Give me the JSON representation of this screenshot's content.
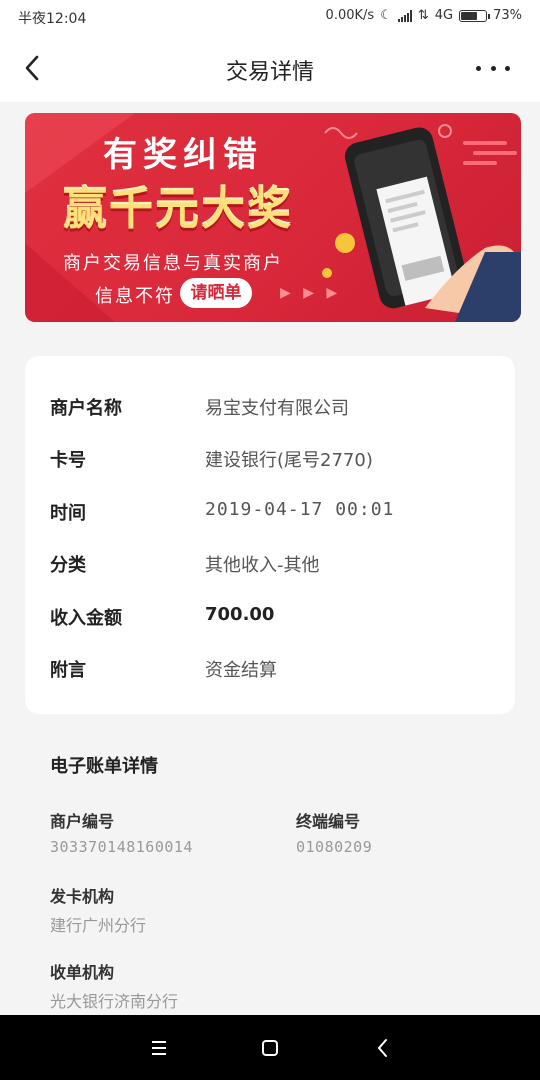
{
  "status_bar": {
    "time": "半夜12:04",
    "speed": "0.00K/s",
    "network": "4G",
    "battery": "73%",
    "battery_level": 0.73
  },
  "nav": {
    "title": "交易详情"
  },
  "banner": {
    "headline": "有奖纠错",
    "prize": "赢千元大奖",
    "line1": "商户交易信息与真实商户",
    "line2": "信息不符",
    "button": "请晒单",
    "arrows": "▶ ▶ ▶"
  },
  "details": {
    "merchant_label": "商户名称",
    "merchant_value": "易宝支付有限公司",
    "card_label": "卡号",
    "card_value": "建设银行(尾号2770)",
    "time_label": "时间",
    "time_value": "2019-04-17 00:01",
    "category_label": "分类",
    "category_value": "其他收入-其他",
    "amount_label": "收入金额",
    "amount_value": "700.00",
    "note_label": "附言",
    "note_value": "资金结算"
  },
  "ebill": {
    "title": "电子账单详情",
    "merchant_no_label": "商户编号",
    "merchant_no_value": "303370148160014",
    "terminal_no_label": "终端编号",
    "terminal_no_value": "01080209",
    "issuer_label": "发卡机构",
    "issuer_value": "建行广州分行",
    "acquirer_label": "收单机构",
    "acquirer_value": "光大银行济南分行"
  }
}
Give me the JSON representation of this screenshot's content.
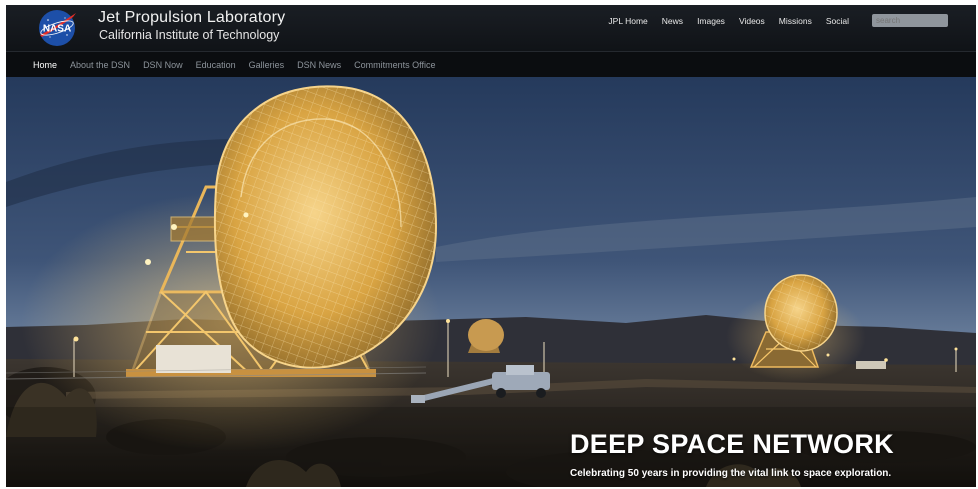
{
  "header": {
    "title": "Jet Propulsion Laboratory",
    "subtitle": "California Institute of Technology",
    "logo_text": "NASA",
    "logo_icon": "nasa-meatball-icon",
    "top_links": [
      "JPL Home",
      "News",
      "Images",
      "Videos",
      "Missions",
      "Social"
    ],
    "search": {
      "value": "",
      "placeholder": "search"
    }
  },
  "nav": {
    "items": [
      "Home",
      "About the DSN",
      "DSN Now",
      "Education",
      "Galleries",
      "DSN News",
      "Commitments Office"
    ],
    "active": "Home"
  },
  "hero": {
    "headline": "DEEP SPACE NETWORK",
    "subline": "Celebrating 50 years in providing the vital link to space exploration."
  },
  "colors": {
    "topbar": "#14181d",
    "navbar": "#0b0d10",
    "nav_text": "#8d949b",
    "sky": "#3f5578",
    "antenna_glow": "#d9a443"
  }
}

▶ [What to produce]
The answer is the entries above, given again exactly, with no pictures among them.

▶ [Exercise result]
Give me the JSON representation of this screenshot's content.
{
  "status_bar": {
    "time": "半夜12:04",
    "speed": "0.00K/s",
    "network": "4G",
    "battery": "73%",
    "battery_level": 0.73
  },
  "nav": {
    "title": "交易详情"
  },
  "banner": {
    "headline": "有奖纠错",
    "prize": "赢千元大奖",
    "line1": "商户交易信息与真实商户",
    "line2": "信息不符",
    "button": "请晒单",
    "arrows": "▶ ▶ ▶"
  },
  "details": {
    "merchant_label": "商户名称",
    "merchant_value": "易宝支付有限公司",
    "card_label": "卡号",
    "card_value": "建设银行(尾号2770)",
    "time_label": "时间",
    "time_value": "2019-04-17 00:01",
    "category_label": "分类",
    "category_value": "其他收入-其他",
    "amount_label": "收入金额",
    "amount_value": "700.00",
    "note_label": "附言",
    "note_value": "资金结算"
  },
  "ebill": {
    "title": "电子账单详情",
    "merchant_no_label": "商户编号",
    "merchant_no_value": "303370148160014",
    "terminal_no_label": "终端编号",
    "terminal_no_value": "01080209",
    "issuer_label": "发卡机构",
    "issuer_value": "建行广州分行",
    "acquirer_label": "收单机构",
    "acquirer_value": "光大银行济南分行"
  }
}
Give me the JSON representation of this screenshot's content.
{
  "header": {
    "title": "Jet Propulsion Laboratory",
    "subtitle": "California Institute of Technology",
    "logo_text": "NASA",
    "logo_icon": "nasa-meatball-icon",
    "top_links": [
      "JPL Home",
      "News",
      "Images",
      "Videos",
      "Missions",
      "Social"
    ],
    "search": {
      "value": "",
      "placeholder": "search"
    }
  },
  "nav": {
    "items": [
      "Home",
      "About the DSN",
      "DSN Now",
      "Education",
      "Galleries",
      "DSN News",
      "Commitments Office"
    ],
    "active": "Home"
  },
  "hero": {
    "headline": "DEEP SPACE NETWORK",
    "subline": "Celebrating 50 years in providing the vital link to space exploration."
  },
  "colors": {
    "topbar": "#14181d",
    "navbar": "#0b0d10",
    "nav_text": "#8d949b",
    "sky": "#3f5578",
    "antenna_glow": "#d9a443"
  }
}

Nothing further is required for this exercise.